--- Exercise ---
Return all the data below as it stands, minus the pictures.

+ + + + +

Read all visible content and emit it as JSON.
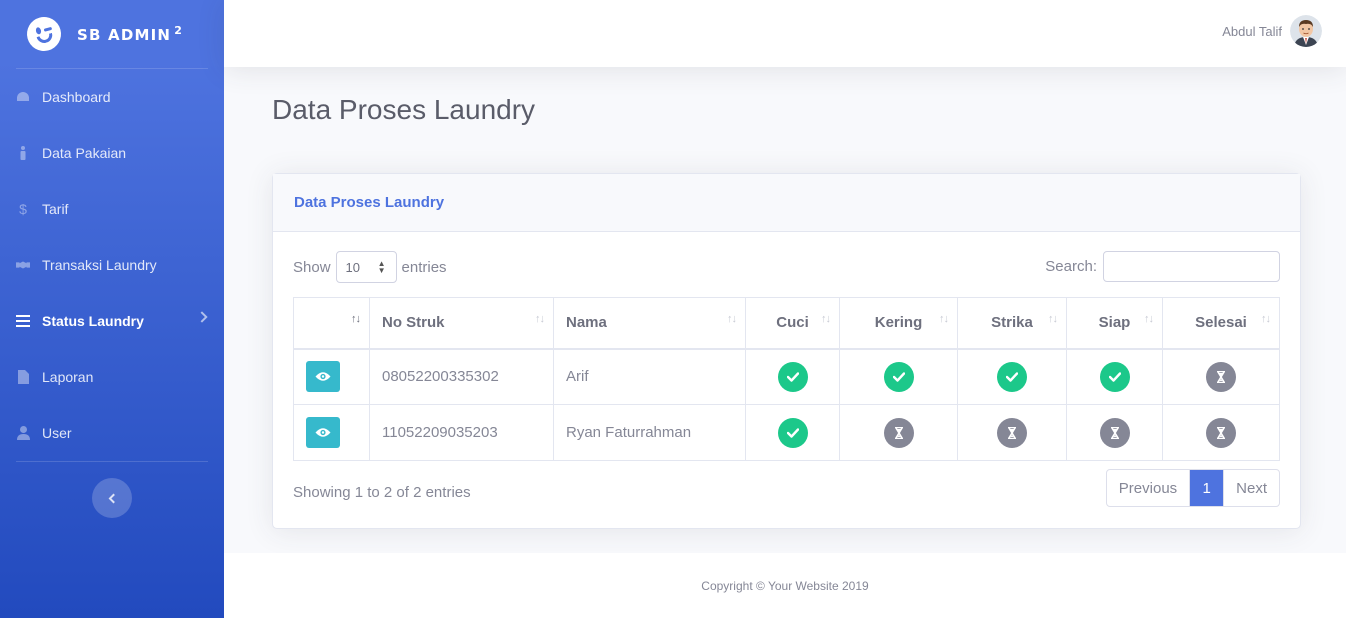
{
  "brand": {
    "name": "SB ADMIN",
    "sup": "2"
  },
  "sidebar": {
    "items": [
      {
        "label": "Dashboard",
        "icon": "tachometer-icon"
      },
      {
        "label": "Data Pakaian",
        "icon": "person-icon"
      },
      {
        "label": "Tarif",
        "icon": "dollar-icon"
      },
      {
        "label": "Transaksi Laundry",
        "icon": "handshake-icon"
      },
      {
        "label": "Status Laundry",
        "icon": "list-icon",
        "active": true
      },
      {
        "label": "Laporan",
        "icon": "file-icon"
      },
      {
        "label": "User",
        "icon": "user-icon"
      }
    ]
  },
  "topbar": {
    "user_name": "Abdul Talif"
  },
  "page": {
    "title": "Data Proses Laundry"
  },
  "card": {
    "title": "Data Proses Laundry",
    "show_label": "Show",
    "entries_value": "10",
    "entries_label": "entries",
    "search_label": "Search:",
    "search_value": ""
  },
  "table": {
    "columns": [
      "",
      "No Struk",
      "Nama",
      "Cuci",
      "Kering",
      "Strika",
      "Siap",
      "Selesai"
    ],
    "rows": [
      {
        "no_struk": "08052200335302",
        "nama": "Arif",
        "cuci": "done",
        "kering": "done",
        "strika": "done",
        "siap": "done",
        "selesai": "wait"
      },
      {
        "no_struk": "11052209035203",
        "nama": "Ryan Faturrahman",
        "cuci": "done",
        "kering": "wait",
        "strika": "wait",
        "siap": "wait",
        "selesai": "wait"
      }
    ]
  },
  "pagination": {
    "info": "Showing 1 to 2 of 2 entries",
    "previous": "Previous",
    "current": "1",
    "next": "Next"
  },
  "footer": {
    "copyright": "Copyright © Your Website 2019"
  },
  "colors": {
    "primary": "#4e73df",
    "success": "#1cc88a",
    "info": "#36b9cc",
    "secondary": "#858796"
  }
}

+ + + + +

--- Answer space ---
Read all visible content and emit it as JSON.
{
  "brand": {
    "name": "SB ADMIN",
    "sup": "2"
  },
  "sidebar": {
    "items": [
      {
        "label": "Dashboard",
        "icon": "tachometer-icon"
      },
      {
        "label": "Data Pakaian",
        "icon": "person-icon"
      },
      {
        "label": "Tarif",
        "icon": "dollar-icon"
      },
      {
        "label": "Transaksi Laundry",
        "icon": "handshake-icon"
      },
      {
        "label": "Status Laundry",
        "icon": "list-icon",
        "active": true
      },
      {
        "label": "Laporan",
        "icon": "file-icon"
      },
      {
        "label": "User",
        "icon": "user-icon"
      }
    ]
  },
  "topbar": {
    "user_name": "Abdul Talif"
  },
  "page": {
    "title": "Data Proses Laundry"
  },
  "card": {
    "title": "Data Proses Laundry",
    "show_label": "Show",
    "entries_value": "10",
    "entries_label": "entries",
    "search_label": "Search:",
    "search_value": ""
  },
  "table": {
    "columns": [
      "",
      "No Struk",
      "Nama",
      "Cuci",
      "Kering",
      "Strika",
      "Siap",
      "Selesai"
    ],
    "rows": [
      {
        "no_struk": "08052200335302",
        "nama": "Arif",
        "cuci": "done",
        "kering": "done",
        "strika": "done",
        "siap": "done",
        "selesai": "wait"
      },
      {
        "no_struk": "11052209035203",
        "nama": "Ryan Faturrahman",
        "cuci": "done",
        "kering": "wait",
        "strika": "wait",
        "siap": "wait",
        "selesai": "wait"
      }
    ]
  },
  "pagination": {
    "info": "Showing 1 to 2 of 2 entries",
    "previous": "Previous",
    "current": "1",
    "next": "Next"
  },
  "footer": {
    "copyright": "Copyright © Your Website 2019"
  },
  "colors": {
    "primary": "#4e73df",
    "success": "#1cc88a",
    "info": "#36b9cc",
    "secondary": "#858796"
  }
}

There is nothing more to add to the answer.